Friday the 13th‘s Remake” width=”560″/>
If ever a movie was designed to provoke the wrath of the anti-remake brigade — and studios beware, anti-remake sentiment seems to be growing by leaps and bounds — that movie would seem to be the upcoming relaunch of the Friday the 13th franchise. Not only is it a return to one of the most iconic slasher films ever made, and not only does it feature one of the most iconic film figures of all time… but it has Michael Bay sitting in the producer’s chair and let’s just say Bay is not exactly beloved amongst horror fans.
Oh, heck, let’s say more than that, or at least let the fans do so. I present Bill Hicks on the IMDB message boards as the ultimate — though far from only — Michael Bay basher online.

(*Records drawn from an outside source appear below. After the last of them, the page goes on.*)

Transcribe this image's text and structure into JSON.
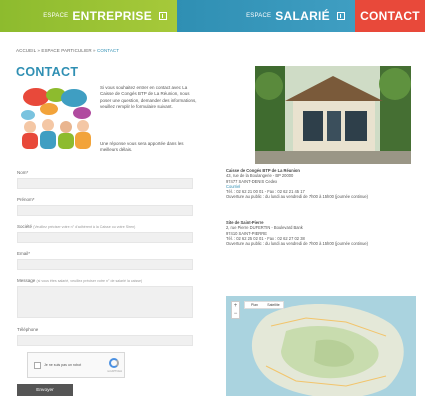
{
  "nav": {
    "entreprise_small": "ESPACE",
    "entreprise_big": "ENTREPRISE",
    "salarie_small": "ESPACE",
    "salarie_big": "SALARIÉ",
    "contact": "CONTACT",
    "colors": {
      "green": "#8dbb2e",
      "blue": "#2f8fb3",
      "red": "#e8493a"
    }
  },
  "breadcrumb": {
    "home": "ACCUEIL",
    "mid": "ESPACE PARTICULIER",
    "current": "CONTACT",
    "sep": " » "
  },
  "page_title": "CONTACT",
  "intro": {
    "text": "Si vous souhaitez entrer en contact avec La Caisse de Congés BTP de La Réunion, nous poser une question, demander des informations, veuillez remplir le formulaire suivant.",
    "note": "Une réponse vous sera apportée dans les meilleurs délais."
  },
  "form": {
    "nom": "Nom*",
    "prenom": "Prénom*",
    "societe": "Société",
    "societe_hint": "(Veuillez préciser votre n° d'adhérent à la Caisse ou votre Siren)",
    "email": "Email*",
    "message": "Message",
    "message_hint": "(si vous êtes salarié, veuillez préciser votre n° de salarié la caisse)",
    "telephone": "Téléphone",
    "captcha_label": "Je ne suis pas un robot",
    "captcha_sub": "reCAPTCHA",
    "submit": "Envoyer"
  },
  "address": {
    "org": "Caisse de Congés BTP de La Réunion",
    "line1": "43, rue de la Boulangerie - BP 20000",
    "line2": "97477 SAINT-DENIS Cedex",
    "email": "Courriel",
    "tel": "Tél. : 02 62 21 00 01 - Fax : 02 62 21 45 17",
    "hours": "Ouverture au public : du lundi au vendredi de 7h00 à 15h00 (journée continue)",
    "site2": "Site de Saint-Pierre",
    "site2_line1": "2, rue Pierre DUFERTIN - Boulevard Bank",
    "site2_line2": "97410 SAINT-PIERRE",
    "site2_tel": "Tél. : 02 62 25 02 01 - Fax : 02 62 27 02 38",
    "site2_hours": "Ouverture au public : du lundi au vendredi de 7h00 à 15h00 (journée continue)"
  },
  "map": {
    "plan": "Plan",
    "satellite": "Satellite",
    "zoom_in": "+",
    "zoom_out": "−"
  }
}
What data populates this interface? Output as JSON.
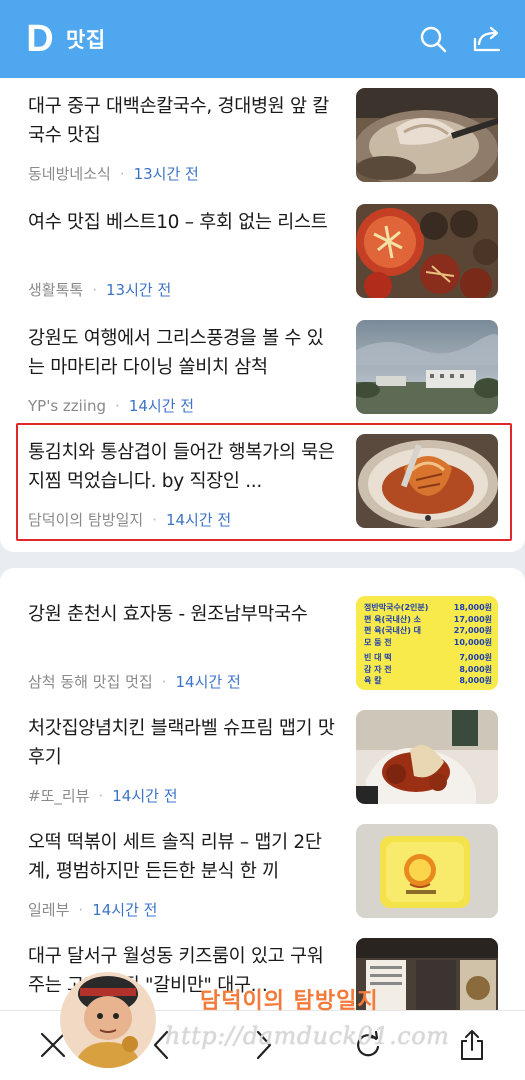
{
  "app": {
    "title": "맛집",
    "logo_letter": "D",
    "accent": "#4fa8ef"
  },
  "header": {
    "icons": [
      "search-icon",
      "share-icon"
    ]
  },
  "articles_group1": [
    {
      "title": "대구 중구 대백손칼국수, 경대병원 앞 칼국수 맛집",
      "source": "동네방네소식",
      "time": "13시간 전"
    },
    {
      "title": "여수 맛집 베스트10 – 후회 없는 리스트",
      "source": "생활톡톡",
      "time": "13시간 전"
    },
    {
      "title": "강원도 여행에서 그리스풍경을 볼 수 있는 마마티라 다이닝 쏠비치 삼척",
      "source": "YP's zziing",
      "time": "14시간 전"
    },
    {
      "title": "통김치와 통삼겹이 들어간 행복가의 묵은지찜 먹었습니다. by 직장인 ...",
      "source": "담덕이의 탐방일지",
      "time": "14시간 전"
    }
  ],
  "articles_group2": [
    {
      "title": "강원 춘천시 효자동 - 원조남부막국수",
      "source": "삼척 동해 맛집 멋집",
      "time": "14시간 전"
    },
    {
      "title": "처갓집양념치킨 블랙라벨 슈프림 맵기 맛 후기",
      "source": "#또_리뷰",
      "time": "14시간 전"
    },
    {
      "title": "오떡 떡볶이 세트 솔직 리뷰 – 맵기 2단계, 평범하지만 든든한 분식 한 끼",
      "source": "일레부",
      "time": "14시간 전"
    },
    {
      "title": "대구 달서구 월성동 키즈룸이 있고 구워주는 고기 맛집 \"갈비만\" 대구...",
      "source": "",
      "time": ""
    }
  ],
  "menu_sign": {
    "rows": [
      [
        "정반막국수(2인분)",
        "18,000원"
      ],
      [
        "편 육(국내산) 소",
        "17,000원"
      ],
      [
        "편 육(국내산) 대",
        "27,000원"
      ],
      [
        "모 둠 전",
        "10,000원"
      ],
      [
        "빈 대 떡",
        "7,000원"
      ],
      [
        "감 자 전",
        "8,000원"
      ],
      [
        "육 칼",
        "8,000원"
      ]
    ]
  },
  "watermark": {
    "title": "담덕이의 탐방일지",
    "url": "http://damduck01.com"
  },
  "highlight_color": "#e0282b"
}
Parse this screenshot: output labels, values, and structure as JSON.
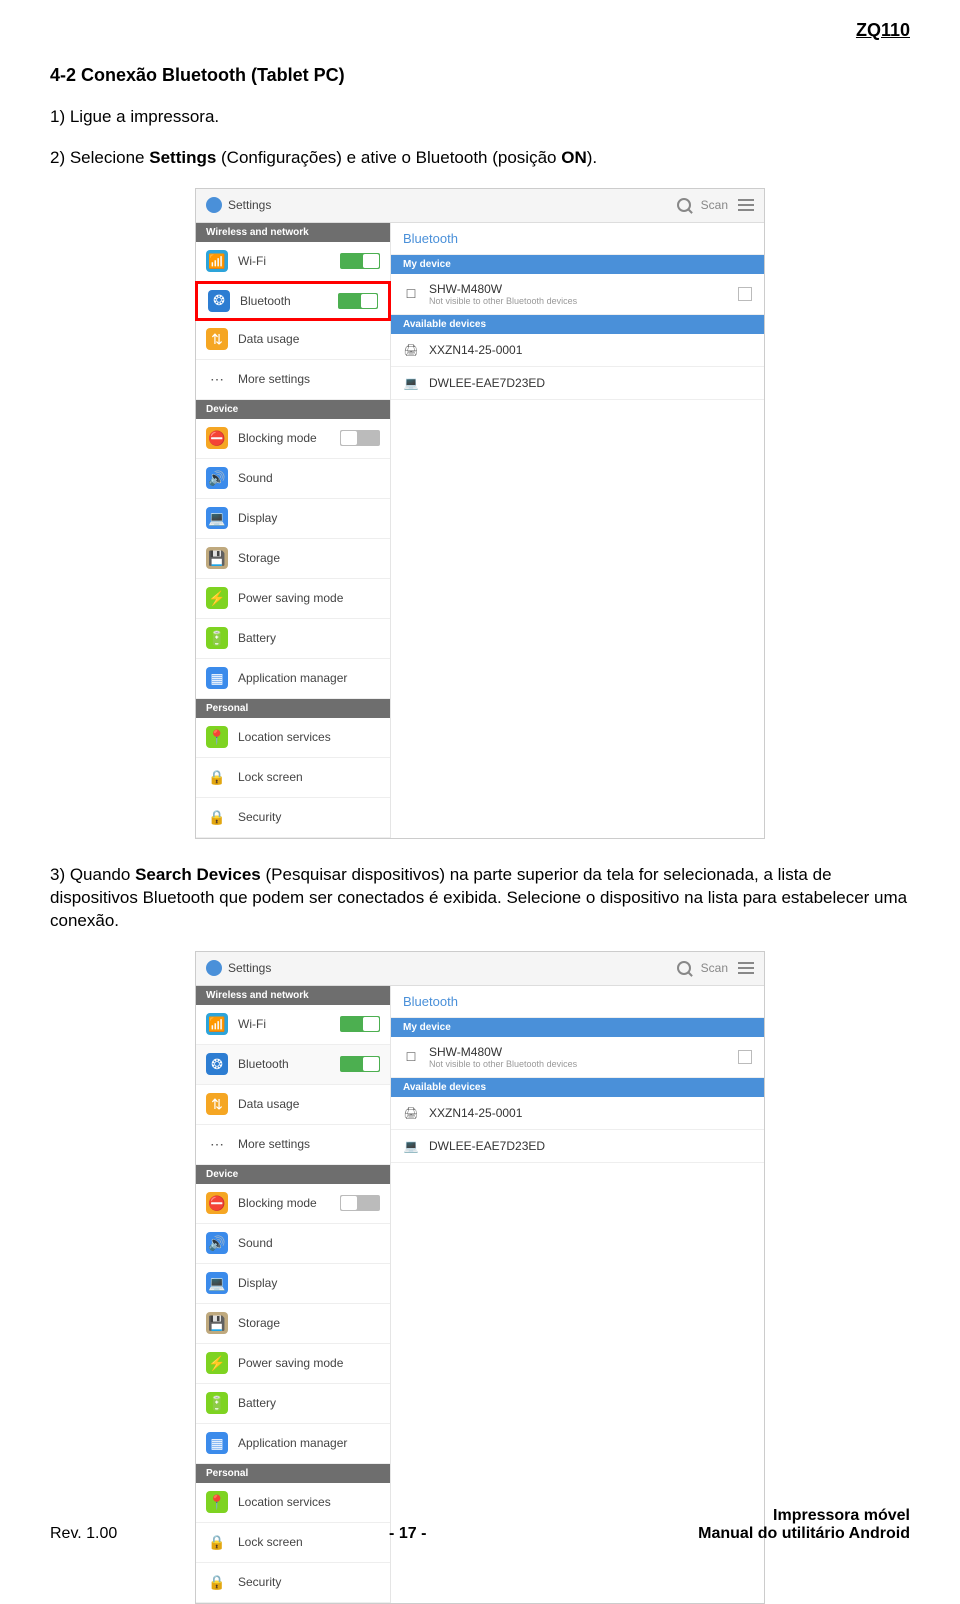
{
  "header": {
    "model": "ZQ110"
  },
  "section_title": "4-2 Conexão Bluetooth (Tablet PC)",
  "steps": {
    "s1": "1) Ligue a impressora.",
    "s2_pre": "2) Selecione ",
    "s2_b": "Settings",
    "s2_mid": " (Configurações) e ative o Bluetooth (posição ",
    "s2_b2": "ON",
    "s2_post": ").",
    "s3_pre": "3) Quando ",
    "s3_b": "Search Devices",
    "s3_mid": " (Pesquisar dispositivos) na parte superior da tela for selecionada, a lista de dispositivos Bluetooth que podem ser conectados é exibida. Selecione o dispositivo na lista para estabelecer uma conexão."
  },
  "ui": {
    "title": "Settings",
    "scan": "Scan",
    "sections": {
      "wireless": "Wireless and network",
      "device": "Device",
      "personal": "Personal"
    },
    "sidebar": [
      {
        "label": "Wi-Fi",
        "toggle": true
      },
      {
        "label": "Bluetooth",
        "toggle": true
      },
      {
        "label": "Data usage"
      },
      {
        "label": "More settings"
      },
      {
        "label": "Blocking mode",
        "toggle_off": true
      },
      {
        "label": "Sound"
      },
      {
        "label": "Display"
      },
      {
        "label": "Storage"
      },
      {
        "label": "Power saving mode"
      },
      {
        "label": "Battery"
      },
      {
        "label": "Application manager"
      },
      {
        "label": "Location services"
      },
      {
        "label": "Lock screen"
      },
      {
        "label": "Security"
      }
    ],
    "panel": {
      "bt_title": "Bluetooth",
      "my_device": "My device",
      "my_name": "SHW-M480W",
      "my_sub": "Not visible to other Bluetooth devices",
      "avail": "Available devices",
      "dev1": "XXZN14-25-0001",
      "dev2": "DWLEE-EAE7D23ED"
    }
  },
  "footer": {
    "rev": "Rev.  1.00",
    "page": "-  17  -",
    "title1": "Impressora móvel",
    "title2": "Manual do utilitário Android"
  }
}
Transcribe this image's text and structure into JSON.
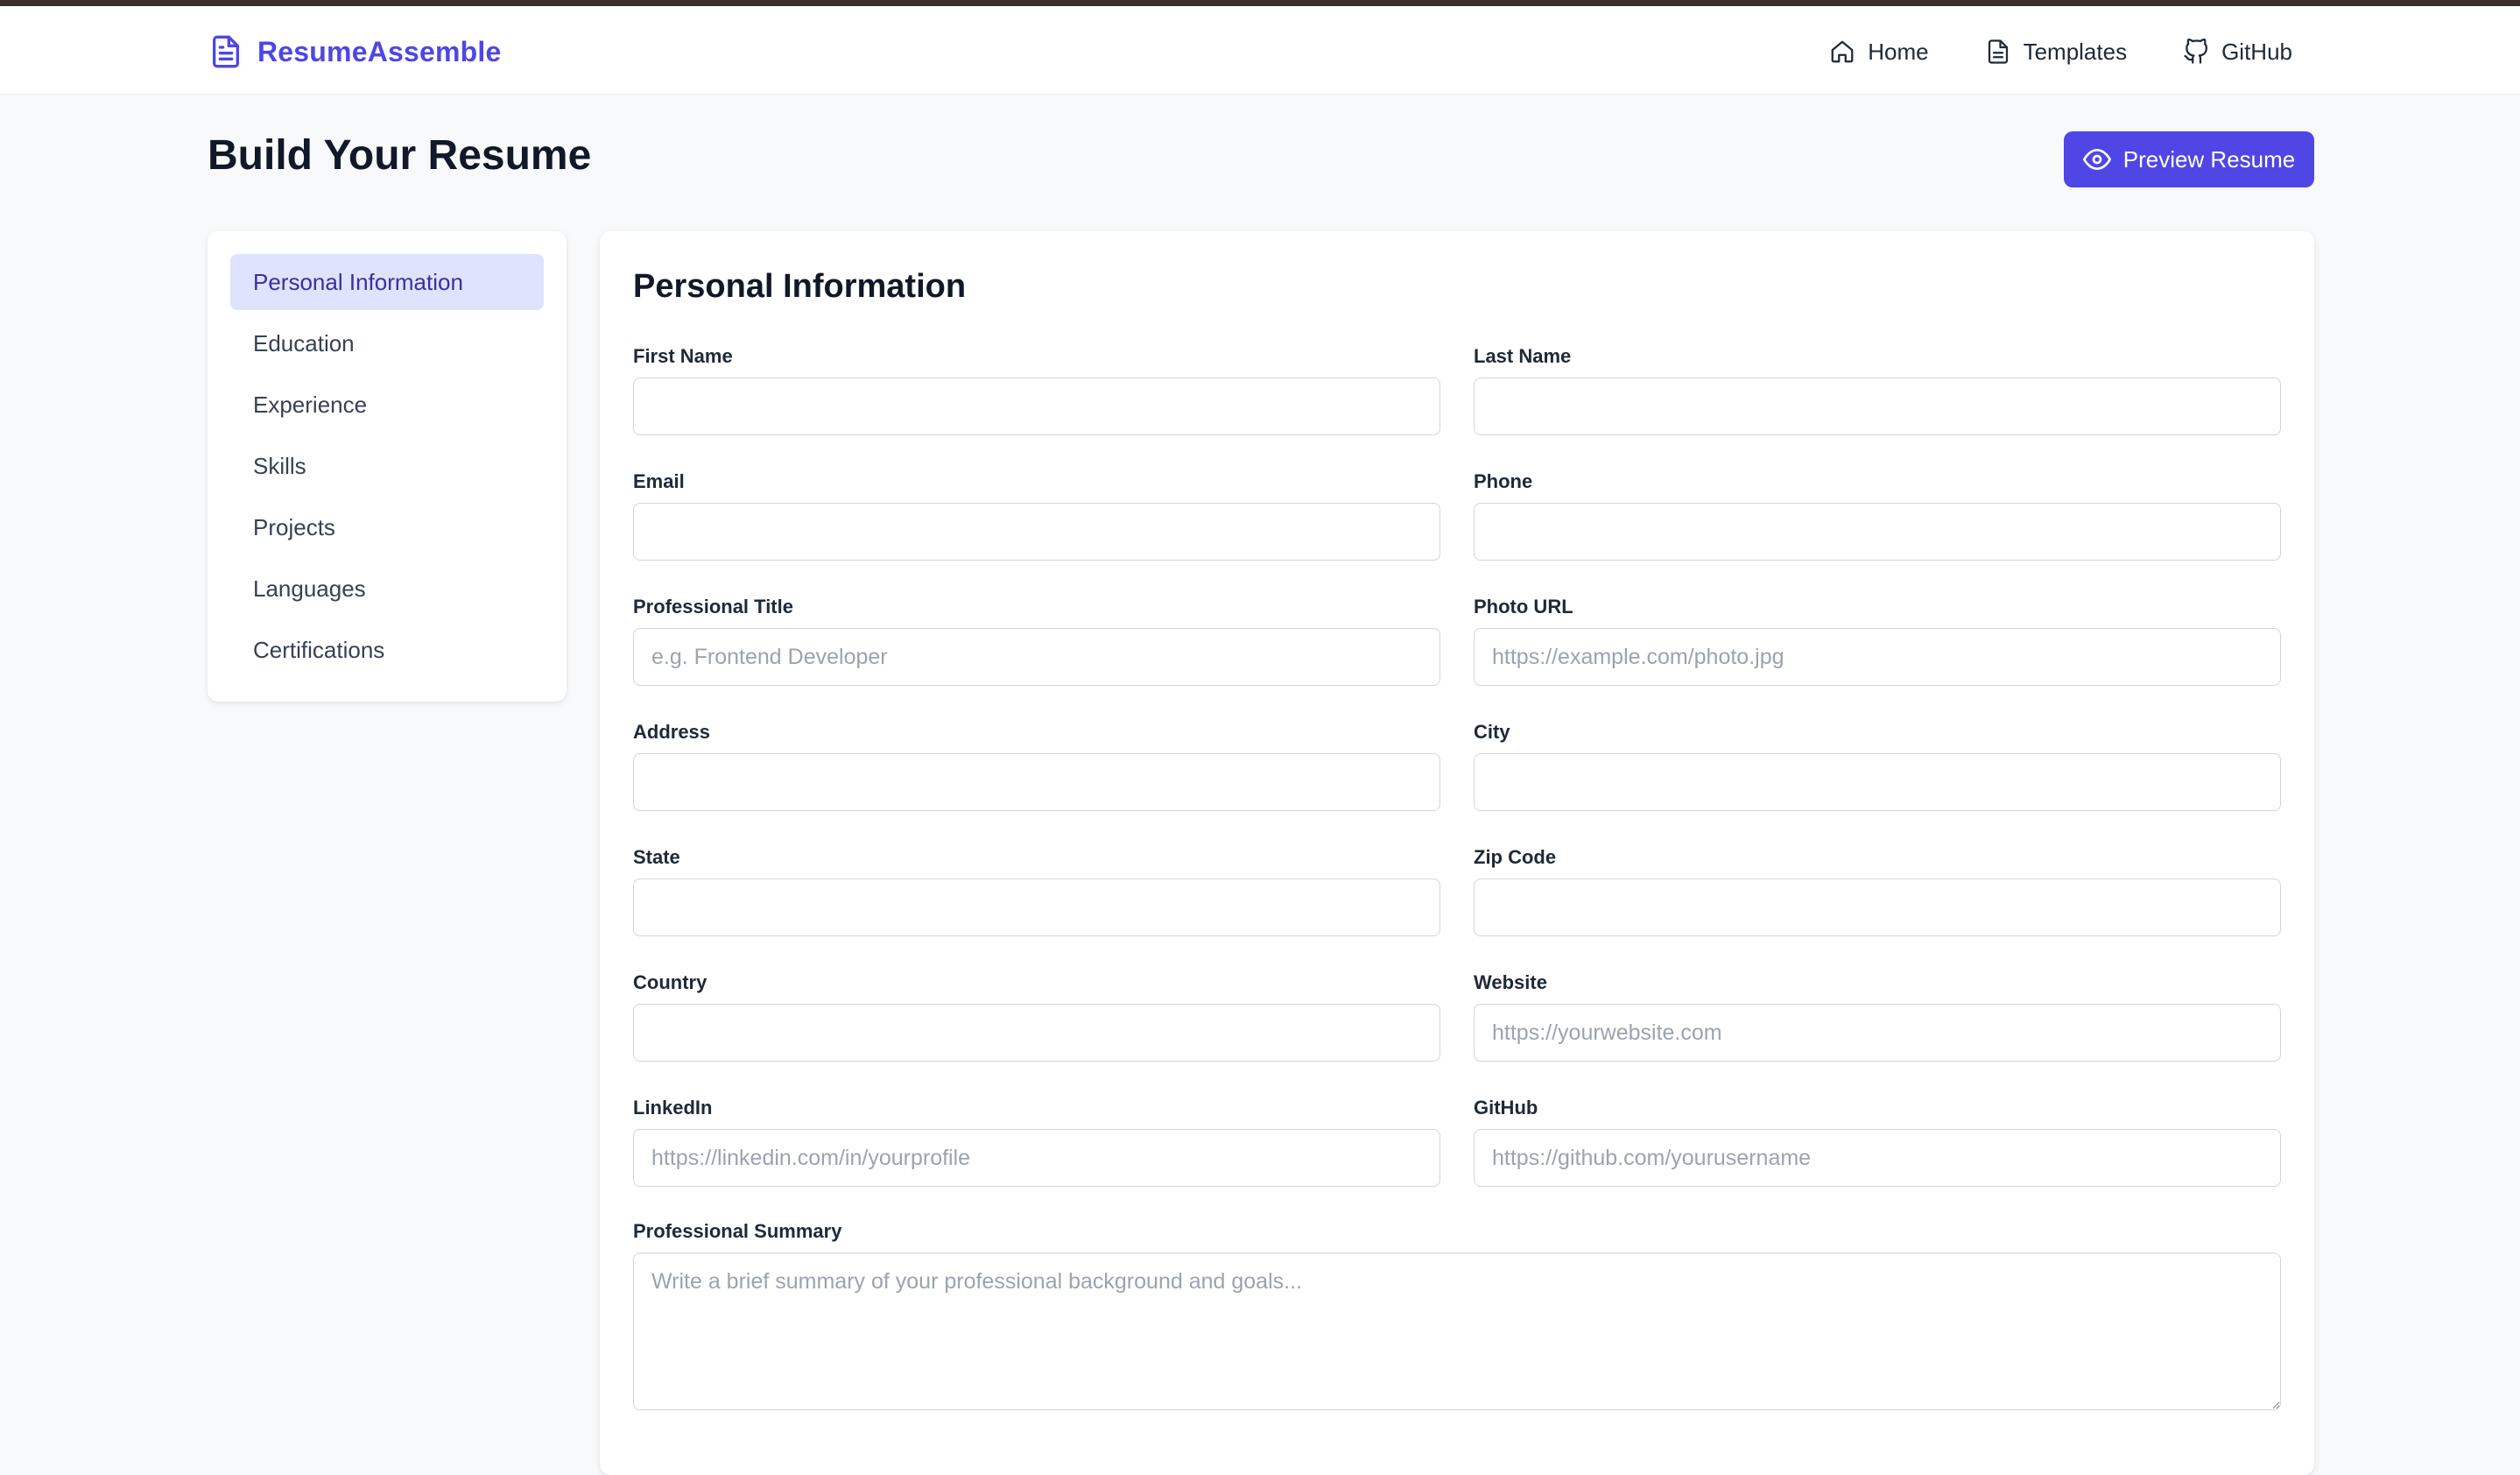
{
  "brand": {
    "name": "ResumeAssemble",
    "icon": "document-icon",
    "color": "#4f46e5"
  },
  "nav": {
    "links": [
      {
        "label": "Home",
        "icon": "home-icon"
      },
      {
        "label": "Templates",
        "icon": "document-icon"
      },
      {
        "label": "GitHub",
        "icon": "github-icon"
      }
    ]
  },
  "page": {
    "title": "Build Your Resume",
    "preview_button": {
      "label": "Preview Resume",
      "icon": "eye-icon",
      "color": "#4f46e5"
    }
  },
  "sidebar": {
    "items": [
      {
        "label": "Personal Information",
        "active": true
      },
      {
        "label": "Education",
        "active": false
      },
      {
        "label": "Experience",
        "active": false
      },
      {
        "label": "Skills",
        "active": false
      },
      {
        "label": "Projects",
        "active": false
      },
      {
        "label": "Languages",
        "active": false
      },
      {
        "label": "Certifications",
        "active": false
      }
    ]
  },
  "form": {
    "title": "Personal Information",
    "fields": {
      "first_name": {
        "label": "First Name",
        "value": "",
        "placeholder": ""
      },
      "last_name": {
        "label": "Last Name",
        "value": "",
        "placeholder": ""
      },
      "email": {
        "label": "Email",
        "value": "",
        "placeholder": ""
      },
      "phone": {
        "label": "Phone",
        "value": "",
        "placeholder": ""
      },
      "professional_title": {
        "label": "Professional Title",
        "value": "",
        "placeholder": "e.g. Frontend Developer"
      },
      "photo_url": {
        "label": "Photo URL",
        "value": "",
        "placeholder": "https://example.com/photo.jpg"
      },
      "address": {
        "label": "Address",
        "value": "",
        "placeholder": ""
      },
      "city": {
        "label": "City",
        "value": "",
        "placeholder": ""
      },
      "state": {
        "label": "State",
        "value": "",
        "placeholder": ""
      },
      "zip_code": {
        "label": "Zip Code",
        "value": "",
        "placeholder": ""
      },
      "country": {
        "label": "Country",
        "value": "",
        "placeholder": ""
      },
      "website": {
        "label": "Website",
        "value": "",
        "placeholder": "https://yourwebsite.com"
      },
      "linkedin": {
        "label": "LinkedIn",
        "value": "",
        "placeholder": "https://linkedin.com/in/yourprofile"
      },
      "github": {
        "label": "GitHub",
        "value": "",
        "placeholder": "https://github.com/yourusername"
      },
      "summary": {
        "label": "Professional Summary",
        "value": "",
        "placeholder": "Write a brief summary of your professional background and goals..."
      }
    }
  }
}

Says Bill, “We live in a world where John Lennon was murdered, and yet Michael Bay CONTINUES to make movies. If you’re going to murder somebody, have some f—ing taste. I’ll drive you to Michael Bay’s house.”
So, yes. Having Bay direct your movie is generally considered a license to print money but having Bay produce your movie is a sure fire way to inspire immense hatred. But something strange happened here. Not only have the fans generally not been hating on this one, there has actually been a growing wave of support for it — and it’s actually become one of the more anticipated of 2009. What happened?
First, and most importantly, fans are treating this as a return to the roots of a once proud franchise that has been beaten into the ground by a non-stop succession of Very Bad Sequels. How bad were they? Quoth fan Michael on the Coming Soon message boards: “Friday the 13th 7-10 blew dogs for quarters.” With that as a backdrop is it hard to imagine that anything that treats the character with respect and is remotely competently made would generate some excitement?
Second, and probably just as important, this film is less a straight movie than it is a re-imagining, blending the strongest elements of the early — and best — entries in the franchise. Says J. Kerr at Slashfilm, “The film is a combination of the first three Friday films, meshing together the “best” elements … this looks pretty good, for a Jason movie. After all, at their core, the Friday films aren’t very good to begin with, as much as I love them … thank god they got rid of all of Jason’s zombie elements, he might actually have a chance to be kind of scary again.” It’s a common sentiment. Though fans love the originals, they recognize there are all sorts of weaknesses and chances for improvement and signs are that this one will actually make those fixes.
Third, director Marcus Nispel. Name the last Friday the 13th movie that looked good on screen — it’s pretty hard to do. But whatever people may think of Nispel and his earlier Texas Chainsaw Massacre remake, they all seem to agree that the man shoots good film. Peter Sciretta, lord and master of Slashfilm, puts it like this: “Marcus Nispel … knows how to make a film look good. He especially knows how to play with light, which is evident in [the] trailer.”
And, finally, there’s that trailer itself. While some clearly missed the point that the trailer kill reel was an homage to the original trailer of the original film, the response to the look and feel of the new trailer was overwhelmingly positive. First Showing declared it a “Must Watch,” “Brutal” and “Ridiculously fun!” Mr Profit says in the AICN talkback that the “trailer looks way better than any of the sequels from the original series. This is a remake I can get behind,” while Bloody Disgusting commenter Fustigator simply declares it “f—ing fantastic“. Yeah, there are some naysayers, but the overall response is incredibly strong.
So, there you have it. Want to do a remake that people will actually look forward to? Pick a property that was badly mistreated in its first go ’round, then try to fix the obvious problems while respecting what drew people to it in the first place. Commenter Darren at Coming Soon puts it best: “Jason Vorhees is a pop culture icon, because we pretty much all grew up watching him. But the movies he starred in (including part one, even though he wasn’t in it) are far from American classics. Let them do a remake with a little edge, it will definitely be better than the later movies and will most likely improve the original(s).”Read More